Definition of bombard
: a late medieval cannon used to hurl large stones
bombard was our Word of the Day on 05/27/2011. Hear the podcast!
Origin and Etymology of bombard
Middle English bombarde, from Medieval French, probably from Latin bombus
First Known Use: 15th century
Examples of bombard in a sentence
The navy bombarded the shore.
Scientists bombarded the sample with X-rays.
The car was bombarded by rocks as it drove away from the angry crowd.
Did You Know?
In the late Middle Ages, a bombard was a cannon used to hurl large stones at enemy fortifications. Its name, which first appeared in English in the 15th century, derived via Middle French and Middle English from the Latin noun bombus (a word referring to the same device). The verb "bombard" blasted onto the scene in English in 1686, with an original meaning of "to attack especially with artillery"; as weapons technology improved throughout the centuries, such artillery came to include things like automatic rifles and bomber aircraft. Nowadays one can be bombarded figuratively in any number of ways, such as by omnipresent advertising messages or persistent phone calls.
First Known Use of bombard
Synonym Discussion of bombard
BOMBARD Defined for English Language Learners
Definition of bombard for English Language Learners
: to attack (a place) with bombs, large guns, etc.
: to hit or attack (something or someone) constantly or repeatedly
BOMBARD Defined for Kids
Learn More about bombard
Seen and Heard
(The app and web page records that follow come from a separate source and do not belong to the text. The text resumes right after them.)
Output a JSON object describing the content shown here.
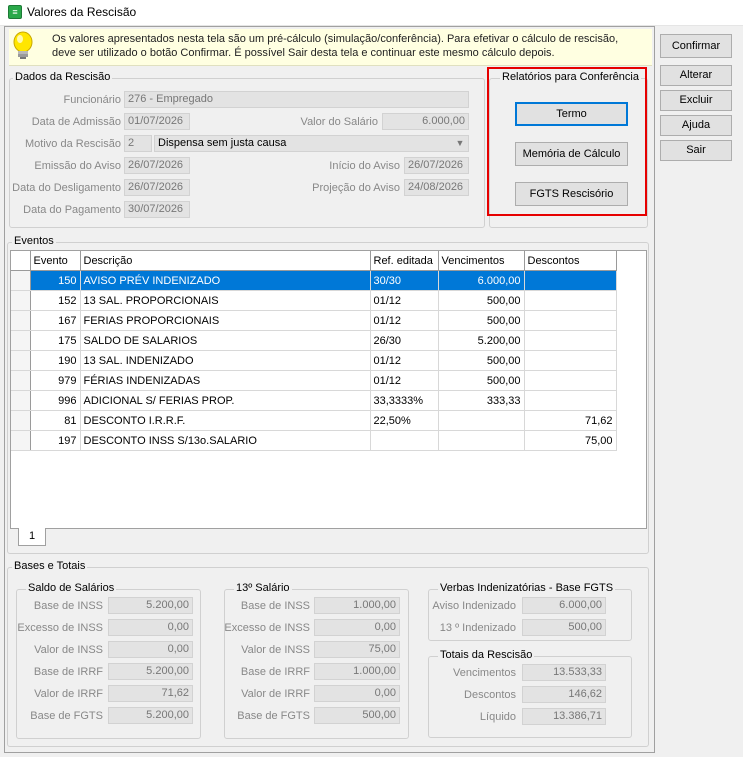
{
  "window": {
    "title": "Valores da Rescisão"
  },
  "info": {
    "text": "Os valores apresentados nesta tela são um pré-cálculo (simulação/conferência). Para efetivar o cálculo de rescisão, deve ser utilizado o botão Confirmar. É possível Sair desta tela e continuar este mesmo cálculo depois."
  },
  "dados": {
    "title": "Dados da Rescisão",
    "funcionario_label": "Funcionário",
    "funcionario_value": "276 - Empregado",
    "admissao_label": "Data de Admissão",
    "admissao_value": "01/07/2026",
    "salario_label": "Valor do Salário",
    "salario_value": "6.000,00",
    "motivo_label": "Motivo da Rescisão",
    "motivo_code": "2",
    "motivo_value": "Dispensa sem justa causa",
    "emissao_label": "Emissão do Aviso",
    "emissao_value": "26/07/2026",
    "inicio_label": "Início do Aviso",
    "inicio_value": "26/07/2026",
    "desligamento_label": "Data do Desligamento",
    "desligamento_value": "26/07/2026",
    "projecao_label": "Projeção do Aviso",
    "projecao_value": "24/08/2026",
    "pagamento_label": "Data do Pagamento",
    "pagamento_value": "30/07/2026"
  },
  "relatorios": {
    "title": "Relatórios para Conferência",
    "termo": "Termo",
    "memoria": "Memória de Cálculo",
    "fgts": "FGTS Rescisório"
  },
  "sidebar": {
    "confirmar": "Confirmar",
    "alterar": "Alterar",
    "excluir": "Excluir",
    "ajuda": "Ajuda",
    "sair": "Sair"
  },
  "eventos": {
    "title": "Eventos",
    "headers": [
      "Evento",
      "Descrição",
      "Ref. editada",
      "Vencimentos",
      "Descontos"
    ],
    "rows": [
      [
        "150",
        "AVISO PRÉV INDENIZADO",
        "30/30",
        "6.000,00",
        ""
      ],
      [
        "152",
        "13 SAL. PROPORCIONAIS",
        "01/12",
        "500,00",
        ""
      ],
      [
        "167",
        "FERIAS PROPORCIONAIS",
        "01/12",
        "500,00",
        ""
      ],
      [
        "175",
        "SALDO DE SALARIOS",
        "26/30",
        "5.200,00",
        ""
      ],
      [
        "190",
        "13 SAL. INDENIZADO",
        "01/12",
        "500,00",
        ""
      ],
      [
        "979",
        "FÉRIAS INDENIZADAS",
        "01/12",
        "500,00",
        ""
      ],
      [
        "996",
        "ADICIONAL S/ FERIAS PROP.",
        "33,3333%",
        "333,33",
        ""
      ],
      [
        "81",
        "DESCONTO I.R.R.F.",
        "22,50%",
        "",
        "71,62"
      ],
      [
        "197",
        "DESCONTO INSS S/13o.SALARIO",
        "",
        "",
        "75,00"
      ]
    ],
    "tab": "1"
  },
  "bases": {
    "title": "Bases e Totais",
    "saldo": {
      "title": "Saldo de Salários",
      "items": [
        {
          "label": "Base de INSS",
          "value": "5.200,00"
        },
        {
          "label": "Excesso de INSS",
          "value": "0,00"
        },
        {
          "label": "Valor de INSS",
          "value": "0,00"
        },
        {
          "label": "Base de IRRF",
          "value": "5.200,00"
        },
        {
          "label": "Valor de IRRF",
          "value": "71,62"
        },
        {
          "label": "Base de FGTS",
          "value": "5.200,00"
        }
      ]
    },
    "decimo": {
      "title": "13º Salário",
      "items": [
        {
          "label": "Base de INSS",
          "value": "1.000,00"
        },
        {
          "label": "Excesso de INSS",
          "value": "0,00"
        },
        {
          "label": "Valor de INSS",
          "value": "75,00"
        },
        {
          "label": "Base de IRRF",
          "value": "1.000,00"
        },
        {
          "label": "Valor de IRRF",
          "value": "0,00"
        },
        {
          "label": "Base de FGTS",
          "value": "500,00"
        }
      ]
    },
    "verbas": {
      "title": "Verbas Indenizatórias - Base FGTS",
      "items": [
        {
          "label": "Aviso Indenizado",
          "value": "6.000,00"
        },
        {
          "label": "13 º Indenizado",
          "value": "500,00"
        }
      ]
    },
    "totais": {
      "title": "Totais da Rescisão",
      "items": [
        {
          "label": "Vencimentos",
          "value": "13.533,33"
        },
        {
          "label": "Descontos",
          "value": "146,62"
        },
        {
          "label": "Líquido",
          "value": "13.386,71"
        }
      ]
    }
  }
}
What made you want to look up bombard? Please tell us where you read or heard it (including the quote, if possible).